Whenever a line in the material below includes "label", copy that line.

(DATA SHOWN Opens)

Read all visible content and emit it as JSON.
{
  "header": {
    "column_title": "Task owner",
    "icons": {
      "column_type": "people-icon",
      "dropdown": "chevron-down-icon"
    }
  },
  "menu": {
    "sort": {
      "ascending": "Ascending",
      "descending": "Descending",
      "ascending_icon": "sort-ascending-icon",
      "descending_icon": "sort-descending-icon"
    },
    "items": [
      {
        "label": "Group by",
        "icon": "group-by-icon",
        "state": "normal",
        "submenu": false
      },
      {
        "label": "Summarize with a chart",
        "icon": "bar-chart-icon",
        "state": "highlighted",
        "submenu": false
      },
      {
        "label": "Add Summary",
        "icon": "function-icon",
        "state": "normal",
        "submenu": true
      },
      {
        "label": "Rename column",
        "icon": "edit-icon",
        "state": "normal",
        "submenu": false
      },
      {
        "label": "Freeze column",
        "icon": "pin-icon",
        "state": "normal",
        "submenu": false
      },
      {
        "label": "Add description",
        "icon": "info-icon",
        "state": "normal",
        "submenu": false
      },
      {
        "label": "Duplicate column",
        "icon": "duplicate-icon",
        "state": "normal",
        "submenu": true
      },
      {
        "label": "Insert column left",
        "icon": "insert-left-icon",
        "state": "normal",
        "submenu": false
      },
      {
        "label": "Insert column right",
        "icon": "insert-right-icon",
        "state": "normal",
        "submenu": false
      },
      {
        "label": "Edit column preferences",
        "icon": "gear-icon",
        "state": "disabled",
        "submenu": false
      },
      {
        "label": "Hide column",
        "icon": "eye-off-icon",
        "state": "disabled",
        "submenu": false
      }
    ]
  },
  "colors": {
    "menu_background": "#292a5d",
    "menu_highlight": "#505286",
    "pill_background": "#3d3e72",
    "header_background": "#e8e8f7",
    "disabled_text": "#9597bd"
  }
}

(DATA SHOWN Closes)

→ RESPONSE AREA
        "label": "Group by",
        "label": "Summarize with a chart",
        "label": "Add Summary",
        "label": "Rename column",
        "label": "Freeze column",
        "label": "Add description",
        "label": "Duplicate column",
        "label": "Insert column left",
        "label": "Insert column right",
        "label": "Edit column preferences",
        "label": "Hide column",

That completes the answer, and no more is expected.